▶ Work request
Which of the lines below include "radio"? Each one should be copied out.

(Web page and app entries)
────────────────────────────────────────

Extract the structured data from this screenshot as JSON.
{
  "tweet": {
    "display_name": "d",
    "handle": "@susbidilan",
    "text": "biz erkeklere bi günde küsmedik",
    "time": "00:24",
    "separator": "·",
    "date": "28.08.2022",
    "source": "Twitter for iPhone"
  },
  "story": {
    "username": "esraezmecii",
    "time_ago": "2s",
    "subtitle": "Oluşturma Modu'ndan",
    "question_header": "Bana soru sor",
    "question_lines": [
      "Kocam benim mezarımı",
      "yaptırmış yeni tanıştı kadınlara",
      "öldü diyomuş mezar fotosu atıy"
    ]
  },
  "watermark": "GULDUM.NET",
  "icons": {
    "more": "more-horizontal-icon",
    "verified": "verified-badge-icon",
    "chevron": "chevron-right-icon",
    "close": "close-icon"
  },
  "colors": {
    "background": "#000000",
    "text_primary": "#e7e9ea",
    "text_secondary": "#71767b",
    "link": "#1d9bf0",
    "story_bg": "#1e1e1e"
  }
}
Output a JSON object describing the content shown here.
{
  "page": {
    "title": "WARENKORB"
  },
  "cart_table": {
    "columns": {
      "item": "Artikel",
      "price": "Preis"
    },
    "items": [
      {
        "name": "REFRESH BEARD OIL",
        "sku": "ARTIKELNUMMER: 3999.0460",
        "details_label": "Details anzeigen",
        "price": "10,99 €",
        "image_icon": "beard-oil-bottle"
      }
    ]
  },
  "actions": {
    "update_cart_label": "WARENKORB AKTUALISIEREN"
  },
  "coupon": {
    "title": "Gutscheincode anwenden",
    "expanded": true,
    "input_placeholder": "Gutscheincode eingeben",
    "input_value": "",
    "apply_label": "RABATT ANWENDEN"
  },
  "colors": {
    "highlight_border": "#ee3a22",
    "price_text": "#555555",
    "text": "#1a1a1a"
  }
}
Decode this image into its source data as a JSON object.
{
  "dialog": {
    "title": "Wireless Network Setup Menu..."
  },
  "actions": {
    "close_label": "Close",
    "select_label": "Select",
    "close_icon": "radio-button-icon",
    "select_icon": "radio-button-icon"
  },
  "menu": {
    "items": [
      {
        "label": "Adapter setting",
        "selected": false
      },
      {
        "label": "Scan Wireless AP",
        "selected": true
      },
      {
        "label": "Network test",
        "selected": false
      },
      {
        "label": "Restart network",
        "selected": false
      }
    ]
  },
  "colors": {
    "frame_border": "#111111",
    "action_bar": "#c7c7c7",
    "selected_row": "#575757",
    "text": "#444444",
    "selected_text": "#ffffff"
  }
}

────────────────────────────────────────

▶ Result of this exercise
    "close_icon": "radio-button-icon",
    "select_icon": "radio-button-icon"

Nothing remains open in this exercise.